Analyst Wood Mackenzie is predicting a 17 million tonne a year (mta) increase in LNG supply this year, bringing total global supply to 267mta – although uncertainty over timing could push this year’s increase down to 10mta.
“Uncertainty around the exact timing and ramp-up of volumes could take its toll, with year-on-year growth in 2016 limited only to 10mta,” Wood Mackenzie’s Insight: global gas and LNG report notes. “With 125mta under development, real LNG growth is expected to develop post-2016.
Wood Mackenzie notes that the big supply interest will be the first-quarter start of mainland US LNG exports from Cheniere’s Sabine Pass terminal and that this year’s largest growth in output will come from Australia. Here, new projects Australia Pacific LNG and Gorgon LNG will bring their first volumes to market shortly and Queensland Curtis LNG and Gladstone LNG are ramping up their exports.
“We expect additional LNG supply from the restart of Angola LNG and from the world’s first floating LNG (FLNG) project in Malaysia,” it says.

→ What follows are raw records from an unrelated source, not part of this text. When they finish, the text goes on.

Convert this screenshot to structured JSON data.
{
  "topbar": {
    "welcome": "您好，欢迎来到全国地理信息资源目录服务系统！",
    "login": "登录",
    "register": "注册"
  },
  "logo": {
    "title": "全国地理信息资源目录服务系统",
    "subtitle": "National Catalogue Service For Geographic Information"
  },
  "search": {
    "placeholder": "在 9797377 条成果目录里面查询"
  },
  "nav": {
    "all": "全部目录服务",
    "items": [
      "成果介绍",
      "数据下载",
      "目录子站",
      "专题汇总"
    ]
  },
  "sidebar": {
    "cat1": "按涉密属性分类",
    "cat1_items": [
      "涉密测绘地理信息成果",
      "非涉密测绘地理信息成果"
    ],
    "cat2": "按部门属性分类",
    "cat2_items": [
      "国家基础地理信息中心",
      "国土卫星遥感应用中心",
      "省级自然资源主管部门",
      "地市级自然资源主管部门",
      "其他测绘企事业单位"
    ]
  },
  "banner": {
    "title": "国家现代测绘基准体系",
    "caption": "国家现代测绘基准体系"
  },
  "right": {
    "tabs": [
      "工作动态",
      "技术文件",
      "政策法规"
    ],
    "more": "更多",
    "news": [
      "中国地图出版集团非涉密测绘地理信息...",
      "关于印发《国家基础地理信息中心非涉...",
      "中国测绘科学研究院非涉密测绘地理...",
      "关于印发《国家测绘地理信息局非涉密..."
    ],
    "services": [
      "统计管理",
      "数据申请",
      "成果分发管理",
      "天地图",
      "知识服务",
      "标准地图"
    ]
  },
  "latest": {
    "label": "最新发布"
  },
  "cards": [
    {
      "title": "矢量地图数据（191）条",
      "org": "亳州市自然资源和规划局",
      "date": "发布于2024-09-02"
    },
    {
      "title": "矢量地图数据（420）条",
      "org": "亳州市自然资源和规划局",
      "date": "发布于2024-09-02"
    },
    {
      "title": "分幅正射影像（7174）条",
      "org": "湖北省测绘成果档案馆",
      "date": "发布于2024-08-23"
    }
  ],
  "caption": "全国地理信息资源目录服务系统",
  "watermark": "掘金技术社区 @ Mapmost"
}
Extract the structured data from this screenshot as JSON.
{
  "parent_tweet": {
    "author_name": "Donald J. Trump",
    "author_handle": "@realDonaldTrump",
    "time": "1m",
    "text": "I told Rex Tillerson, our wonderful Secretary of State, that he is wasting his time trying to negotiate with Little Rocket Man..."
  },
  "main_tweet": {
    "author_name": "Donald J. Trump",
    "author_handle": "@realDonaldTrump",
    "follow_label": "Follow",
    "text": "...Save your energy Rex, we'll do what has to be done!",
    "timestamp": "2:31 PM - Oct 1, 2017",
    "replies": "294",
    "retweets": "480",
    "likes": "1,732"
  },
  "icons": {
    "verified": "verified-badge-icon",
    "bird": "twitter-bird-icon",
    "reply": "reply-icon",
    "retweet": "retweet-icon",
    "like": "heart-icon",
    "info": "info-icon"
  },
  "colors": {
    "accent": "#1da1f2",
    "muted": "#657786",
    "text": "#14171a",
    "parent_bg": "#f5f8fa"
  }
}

“[However] low prices will force most LNG projects targeting final investment decisions (FID) in 2016 to defer – but not all, with western Canada and smaller-scale FLNG projects the most likely to proceed. In aggregate, 20mta of LNG FIDs are imminently possible in 2016, which could prolong the period of oversupply.”